** Opening DATA LISTING block **
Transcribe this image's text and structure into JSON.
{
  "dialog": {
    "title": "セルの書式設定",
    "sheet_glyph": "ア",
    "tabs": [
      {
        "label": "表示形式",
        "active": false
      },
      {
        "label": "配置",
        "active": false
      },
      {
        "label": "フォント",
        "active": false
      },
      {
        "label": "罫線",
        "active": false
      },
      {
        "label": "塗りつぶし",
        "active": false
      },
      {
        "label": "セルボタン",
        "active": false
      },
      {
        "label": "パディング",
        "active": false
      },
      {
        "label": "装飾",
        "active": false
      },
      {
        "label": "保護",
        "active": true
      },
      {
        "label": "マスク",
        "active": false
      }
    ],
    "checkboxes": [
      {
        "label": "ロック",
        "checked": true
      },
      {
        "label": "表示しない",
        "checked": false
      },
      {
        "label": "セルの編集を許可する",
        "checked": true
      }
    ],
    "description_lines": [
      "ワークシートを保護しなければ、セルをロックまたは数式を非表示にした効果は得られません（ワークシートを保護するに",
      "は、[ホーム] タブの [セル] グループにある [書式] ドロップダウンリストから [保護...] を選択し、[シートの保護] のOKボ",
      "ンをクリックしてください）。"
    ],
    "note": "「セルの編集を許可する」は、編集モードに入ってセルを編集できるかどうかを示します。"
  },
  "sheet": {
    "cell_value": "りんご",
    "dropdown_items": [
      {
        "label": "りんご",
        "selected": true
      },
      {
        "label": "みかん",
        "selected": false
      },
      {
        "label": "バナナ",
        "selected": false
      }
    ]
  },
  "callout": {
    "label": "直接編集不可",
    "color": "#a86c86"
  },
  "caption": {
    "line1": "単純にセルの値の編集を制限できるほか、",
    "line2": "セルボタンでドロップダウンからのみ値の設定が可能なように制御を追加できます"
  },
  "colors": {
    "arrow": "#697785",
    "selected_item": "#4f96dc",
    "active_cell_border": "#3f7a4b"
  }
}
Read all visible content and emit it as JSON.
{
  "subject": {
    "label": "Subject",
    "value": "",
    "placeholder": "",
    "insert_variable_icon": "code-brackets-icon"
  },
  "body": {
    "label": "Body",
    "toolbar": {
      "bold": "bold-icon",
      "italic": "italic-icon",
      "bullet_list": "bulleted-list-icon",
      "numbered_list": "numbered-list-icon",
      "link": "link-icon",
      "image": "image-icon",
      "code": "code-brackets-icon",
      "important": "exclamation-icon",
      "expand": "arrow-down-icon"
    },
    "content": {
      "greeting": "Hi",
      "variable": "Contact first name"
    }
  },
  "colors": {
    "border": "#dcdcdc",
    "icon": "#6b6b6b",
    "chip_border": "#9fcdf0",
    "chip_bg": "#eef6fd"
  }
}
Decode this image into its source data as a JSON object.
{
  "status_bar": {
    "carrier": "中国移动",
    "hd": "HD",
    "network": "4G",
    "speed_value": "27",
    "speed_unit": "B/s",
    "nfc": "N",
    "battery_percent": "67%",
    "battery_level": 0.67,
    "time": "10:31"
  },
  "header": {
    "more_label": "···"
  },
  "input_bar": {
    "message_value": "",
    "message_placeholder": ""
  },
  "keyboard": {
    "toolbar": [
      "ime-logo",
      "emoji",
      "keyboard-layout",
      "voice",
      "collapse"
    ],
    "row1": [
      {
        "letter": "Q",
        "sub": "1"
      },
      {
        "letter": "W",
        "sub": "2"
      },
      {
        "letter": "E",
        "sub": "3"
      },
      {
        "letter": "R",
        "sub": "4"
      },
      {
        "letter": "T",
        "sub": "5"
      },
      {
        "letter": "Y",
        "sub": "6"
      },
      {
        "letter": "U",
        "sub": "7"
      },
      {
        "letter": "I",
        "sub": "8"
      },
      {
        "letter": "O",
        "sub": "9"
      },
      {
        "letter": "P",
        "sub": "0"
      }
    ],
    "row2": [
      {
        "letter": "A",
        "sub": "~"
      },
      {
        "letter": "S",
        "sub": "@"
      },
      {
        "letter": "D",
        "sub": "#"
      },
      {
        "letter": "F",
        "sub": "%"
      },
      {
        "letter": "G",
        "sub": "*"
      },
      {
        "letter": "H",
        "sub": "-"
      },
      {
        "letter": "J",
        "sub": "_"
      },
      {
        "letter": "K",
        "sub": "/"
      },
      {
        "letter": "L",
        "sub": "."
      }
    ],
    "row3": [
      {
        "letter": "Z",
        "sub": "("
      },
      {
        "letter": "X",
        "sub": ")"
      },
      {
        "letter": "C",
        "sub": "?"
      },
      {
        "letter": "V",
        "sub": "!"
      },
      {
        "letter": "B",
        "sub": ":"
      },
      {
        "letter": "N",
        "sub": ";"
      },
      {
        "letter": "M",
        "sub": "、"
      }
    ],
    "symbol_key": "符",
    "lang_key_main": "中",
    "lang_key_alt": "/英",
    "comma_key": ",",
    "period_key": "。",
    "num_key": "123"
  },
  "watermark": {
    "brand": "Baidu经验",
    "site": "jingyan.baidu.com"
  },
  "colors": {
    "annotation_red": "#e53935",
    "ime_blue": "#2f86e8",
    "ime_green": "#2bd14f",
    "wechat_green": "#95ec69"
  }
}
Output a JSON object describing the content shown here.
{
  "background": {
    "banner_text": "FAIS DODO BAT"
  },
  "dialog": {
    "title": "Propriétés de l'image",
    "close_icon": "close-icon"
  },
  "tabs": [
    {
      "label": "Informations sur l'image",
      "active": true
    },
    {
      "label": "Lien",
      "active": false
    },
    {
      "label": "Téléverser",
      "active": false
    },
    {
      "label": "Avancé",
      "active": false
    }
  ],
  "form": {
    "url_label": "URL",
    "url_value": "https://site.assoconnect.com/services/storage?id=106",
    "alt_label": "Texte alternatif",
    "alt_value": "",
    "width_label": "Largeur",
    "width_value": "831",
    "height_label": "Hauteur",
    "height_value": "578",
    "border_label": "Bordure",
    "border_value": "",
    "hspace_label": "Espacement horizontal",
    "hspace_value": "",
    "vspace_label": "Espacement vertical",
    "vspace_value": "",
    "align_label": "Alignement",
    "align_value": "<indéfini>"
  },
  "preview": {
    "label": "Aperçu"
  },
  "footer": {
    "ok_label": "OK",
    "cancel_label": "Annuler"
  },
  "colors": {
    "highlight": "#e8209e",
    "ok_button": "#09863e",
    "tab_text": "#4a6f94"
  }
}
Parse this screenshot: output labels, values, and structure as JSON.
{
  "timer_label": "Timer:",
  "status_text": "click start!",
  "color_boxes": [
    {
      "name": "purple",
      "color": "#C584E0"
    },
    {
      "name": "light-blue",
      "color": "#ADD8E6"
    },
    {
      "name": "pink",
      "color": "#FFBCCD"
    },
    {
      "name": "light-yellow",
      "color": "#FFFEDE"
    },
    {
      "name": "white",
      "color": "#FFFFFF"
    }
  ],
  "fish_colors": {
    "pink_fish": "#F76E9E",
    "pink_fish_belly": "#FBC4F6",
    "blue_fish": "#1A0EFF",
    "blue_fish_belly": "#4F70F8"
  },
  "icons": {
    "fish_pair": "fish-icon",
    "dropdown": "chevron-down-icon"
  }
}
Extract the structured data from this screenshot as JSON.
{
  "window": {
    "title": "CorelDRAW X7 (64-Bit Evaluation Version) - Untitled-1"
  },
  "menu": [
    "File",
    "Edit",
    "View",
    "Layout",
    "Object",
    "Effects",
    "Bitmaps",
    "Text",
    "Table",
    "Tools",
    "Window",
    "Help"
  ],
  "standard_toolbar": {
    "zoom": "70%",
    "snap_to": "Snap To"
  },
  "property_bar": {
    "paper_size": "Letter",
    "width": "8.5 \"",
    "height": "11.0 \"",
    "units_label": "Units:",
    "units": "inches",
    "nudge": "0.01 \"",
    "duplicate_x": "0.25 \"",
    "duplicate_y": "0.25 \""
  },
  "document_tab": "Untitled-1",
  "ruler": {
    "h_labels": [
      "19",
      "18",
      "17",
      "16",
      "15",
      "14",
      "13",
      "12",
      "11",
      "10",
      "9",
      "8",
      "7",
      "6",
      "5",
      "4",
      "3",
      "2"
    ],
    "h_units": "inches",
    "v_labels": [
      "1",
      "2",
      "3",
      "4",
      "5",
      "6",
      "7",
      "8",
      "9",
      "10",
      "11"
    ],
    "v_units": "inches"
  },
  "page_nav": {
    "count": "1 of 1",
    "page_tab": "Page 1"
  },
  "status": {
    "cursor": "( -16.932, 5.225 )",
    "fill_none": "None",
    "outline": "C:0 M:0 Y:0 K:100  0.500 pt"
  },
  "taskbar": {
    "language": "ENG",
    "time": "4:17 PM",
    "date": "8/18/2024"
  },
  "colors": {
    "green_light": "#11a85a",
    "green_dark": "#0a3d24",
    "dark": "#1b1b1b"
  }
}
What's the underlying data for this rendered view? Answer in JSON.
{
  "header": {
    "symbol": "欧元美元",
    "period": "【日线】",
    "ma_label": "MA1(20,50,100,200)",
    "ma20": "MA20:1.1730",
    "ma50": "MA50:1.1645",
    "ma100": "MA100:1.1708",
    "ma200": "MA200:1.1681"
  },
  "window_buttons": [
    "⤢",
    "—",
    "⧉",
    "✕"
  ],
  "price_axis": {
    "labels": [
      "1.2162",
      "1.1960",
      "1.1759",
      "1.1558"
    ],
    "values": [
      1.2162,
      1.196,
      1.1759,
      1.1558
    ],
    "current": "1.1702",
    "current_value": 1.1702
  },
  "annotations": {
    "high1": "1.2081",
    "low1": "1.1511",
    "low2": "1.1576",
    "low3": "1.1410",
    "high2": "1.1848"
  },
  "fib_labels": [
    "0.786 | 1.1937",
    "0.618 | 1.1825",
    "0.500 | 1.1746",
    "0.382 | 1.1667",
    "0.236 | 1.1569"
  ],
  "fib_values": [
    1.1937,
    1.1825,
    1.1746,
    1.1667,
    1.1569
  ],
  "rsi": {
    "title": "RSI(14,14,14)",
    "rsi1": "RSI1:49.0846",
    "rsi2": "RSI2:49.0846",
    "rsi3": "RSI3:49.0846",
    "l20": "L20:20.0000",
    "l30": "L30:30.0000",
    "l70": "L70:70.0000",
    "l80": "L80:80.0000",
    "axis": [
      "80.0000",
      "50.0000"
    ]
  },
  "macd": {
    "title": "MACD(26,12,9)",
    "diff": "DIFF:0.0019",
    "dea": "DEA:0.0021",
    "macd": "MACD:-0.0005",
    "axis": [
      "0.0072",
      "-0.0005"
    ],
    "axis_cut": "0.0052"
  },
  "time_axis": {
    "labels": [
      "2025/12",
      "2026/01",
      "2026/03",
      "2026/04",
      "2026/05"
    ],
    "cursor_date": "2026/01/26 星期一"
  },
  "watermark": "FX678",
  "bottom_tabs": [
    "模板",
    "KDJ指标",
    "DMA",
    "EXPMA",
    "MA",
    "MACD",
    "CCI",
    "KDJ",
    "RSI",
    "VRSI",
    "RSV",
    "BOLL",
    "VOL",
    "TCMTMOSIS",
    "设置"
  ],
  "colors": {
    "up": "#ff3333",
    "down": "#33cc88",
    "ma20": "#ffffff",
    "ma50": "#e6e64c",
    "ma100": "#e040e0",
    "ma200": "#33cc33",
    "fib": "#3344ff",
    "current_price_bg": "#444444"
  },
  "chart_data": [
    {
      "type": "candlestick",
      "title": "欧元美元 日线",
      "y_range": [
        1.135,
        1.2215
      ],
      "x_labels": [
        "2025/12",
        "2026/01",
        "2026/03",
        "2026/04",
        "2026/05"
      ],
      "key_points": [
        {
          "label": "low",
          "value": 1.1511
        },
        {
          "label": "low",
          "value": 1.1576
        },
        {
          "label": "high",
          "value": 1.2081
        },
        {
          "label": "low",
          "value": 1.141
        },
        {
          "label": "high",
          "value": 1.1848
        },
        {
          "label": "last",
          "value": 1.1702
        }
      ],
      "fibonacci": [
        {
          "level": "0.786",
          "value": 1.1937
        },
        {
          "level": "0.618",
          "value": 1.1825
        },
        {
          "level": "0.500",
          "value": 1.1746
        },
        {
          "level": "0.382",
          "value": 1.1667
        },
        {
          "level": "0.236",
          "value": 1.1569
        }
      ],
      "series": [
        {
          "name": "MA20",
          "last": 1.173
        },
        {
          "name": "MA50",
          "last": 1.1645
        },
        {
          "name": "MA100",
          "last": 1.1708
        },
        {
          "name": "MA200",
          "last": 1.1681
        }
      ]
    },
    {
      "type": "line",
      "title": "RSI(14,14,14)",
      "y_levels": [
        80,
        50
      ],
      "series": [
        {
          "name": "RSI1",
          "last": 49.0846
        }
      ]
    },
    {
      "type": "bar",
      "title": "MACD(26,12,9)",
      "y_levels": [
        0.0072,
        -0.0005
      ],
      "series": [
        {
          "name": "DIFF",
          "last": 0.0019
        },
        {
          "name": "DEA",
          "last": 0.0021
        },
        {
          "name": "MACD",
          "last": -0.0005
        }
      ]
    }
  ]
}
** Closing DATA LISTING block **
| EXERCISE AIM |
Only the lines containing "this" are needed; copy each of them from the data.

| FINAL ANSWER |
Transcribe this image's text and structure into JSON.
Decode this image into its source data as a JSON object.
Parse this screenshot: output labels, values, and structure as JSON.
Extract the structured data from this screenshot as JSON.
What's the underlying data for this rendered view? Answer in JSON.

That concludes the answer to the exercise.